WORK INSTRUCTION: From the records below, return every line containing the word "title".

(Extracted data entries)
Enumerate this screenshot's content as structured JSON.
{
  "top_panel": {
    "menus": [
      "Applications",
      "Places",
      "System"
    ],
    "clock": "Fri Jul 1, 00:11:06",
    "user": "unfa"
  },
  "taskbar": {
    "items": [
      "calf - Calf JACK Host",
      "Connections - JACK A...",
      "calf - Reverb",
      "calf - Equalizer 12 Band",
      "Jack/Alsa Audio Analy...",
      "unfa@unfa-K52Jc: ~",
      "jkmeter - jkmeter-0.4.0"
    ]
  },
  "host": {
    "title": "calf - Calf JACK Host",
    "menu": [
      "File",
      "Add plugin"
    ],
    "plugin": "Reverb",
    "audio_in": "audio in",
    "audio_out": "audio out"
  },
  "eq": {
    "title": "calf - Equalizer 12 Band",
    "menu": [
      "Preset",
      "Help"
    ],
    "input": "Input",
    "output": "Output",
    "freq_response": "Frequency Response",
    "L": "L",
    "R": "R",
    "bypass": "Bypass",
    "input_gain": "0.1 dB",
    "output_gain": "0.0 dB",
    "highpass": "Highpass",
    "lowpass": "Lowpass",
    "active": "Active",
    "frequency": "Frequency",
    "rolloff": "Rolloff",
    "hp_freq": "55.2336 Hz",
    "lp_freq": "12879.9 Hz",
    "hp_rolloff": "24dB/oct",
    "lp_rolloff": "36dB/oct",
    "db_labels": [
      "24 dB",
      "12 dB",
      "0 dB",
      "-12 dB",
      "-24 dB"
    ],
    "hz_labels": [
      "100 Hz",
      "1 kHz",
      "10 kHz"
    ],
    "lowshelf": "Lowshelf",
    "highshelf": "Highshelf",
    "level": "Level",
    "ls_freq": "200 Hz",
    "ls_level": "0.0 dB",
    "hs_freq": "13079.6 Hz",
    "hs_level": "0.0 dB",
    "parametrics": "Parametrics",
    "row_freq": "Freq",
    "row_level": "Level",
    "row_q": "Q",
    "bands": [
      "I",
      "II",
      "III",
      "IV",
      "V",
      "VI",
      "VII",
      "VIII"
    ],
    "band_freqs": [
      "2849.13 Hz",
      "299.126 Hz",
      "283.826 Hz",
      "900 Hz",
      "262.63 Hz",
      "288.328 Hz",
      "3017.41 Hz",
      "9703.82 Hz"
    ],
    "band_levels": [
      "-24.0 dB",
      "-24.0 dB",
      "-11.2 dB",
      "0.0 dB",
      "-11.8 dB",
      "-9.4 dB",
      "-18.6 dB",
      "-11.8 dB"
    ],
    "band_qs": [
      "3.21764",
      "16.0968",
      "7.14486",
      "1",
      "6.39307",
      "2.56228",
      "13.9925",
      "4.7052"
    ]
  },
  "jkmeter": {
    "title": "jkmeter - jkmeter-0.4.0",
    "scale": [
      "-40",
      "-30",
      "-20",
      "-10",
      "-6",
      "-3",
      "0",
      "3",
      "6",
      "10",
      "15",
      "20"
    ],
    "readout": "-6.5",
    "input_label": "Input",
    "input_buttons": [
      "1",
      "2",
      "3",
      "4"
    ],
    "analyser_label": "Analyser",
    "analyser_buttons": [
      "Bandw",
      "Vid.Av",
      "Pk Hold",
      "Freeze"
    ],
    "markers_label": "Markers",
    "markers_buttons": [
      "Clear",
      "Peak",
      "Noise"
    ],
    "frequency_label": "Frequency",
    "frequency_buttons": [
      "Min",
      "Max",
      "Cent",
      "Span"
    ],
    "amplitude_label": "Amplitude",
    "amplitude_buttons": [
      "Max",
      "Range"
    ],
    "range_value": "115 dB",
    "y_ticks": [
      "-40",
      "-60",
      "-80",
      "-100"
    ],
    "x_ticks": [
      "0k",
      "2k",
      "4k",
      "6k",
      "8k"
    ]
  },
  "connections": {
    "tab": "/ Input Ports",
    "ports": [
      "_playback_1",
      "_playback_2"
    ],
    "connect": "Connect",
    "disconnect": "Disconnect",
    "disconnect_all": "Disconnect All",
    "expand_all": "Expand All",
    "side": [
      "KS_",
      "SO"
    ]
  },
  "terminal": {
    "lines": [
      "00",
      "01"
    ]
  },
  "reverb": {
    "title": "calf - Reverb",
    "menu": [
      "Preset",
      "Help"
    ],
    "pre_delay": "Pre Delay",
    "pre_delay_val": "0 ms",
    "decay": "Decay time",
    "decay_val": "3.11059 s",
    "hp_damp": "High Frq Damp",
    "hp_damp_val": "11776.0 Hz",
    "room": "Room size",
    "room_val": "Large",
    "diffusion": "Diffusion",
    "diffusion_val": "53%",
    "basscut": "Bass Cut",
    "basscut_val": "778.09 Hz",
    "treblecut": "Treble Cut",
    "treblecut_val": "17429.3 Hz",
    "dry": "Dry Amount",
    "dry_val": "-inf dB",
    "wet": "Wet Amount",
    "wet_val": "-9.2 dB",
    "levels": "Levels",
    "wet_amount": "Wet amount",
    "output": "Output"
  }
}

OUTPUT FOR THIS TASK:
    "title": "calf - Calf JACK Host",
    "title": "calf - Equalizer 12 Band",
    "title": "jkmeter - jkmeter-0.4.0",
    "title": "calf - Reverb",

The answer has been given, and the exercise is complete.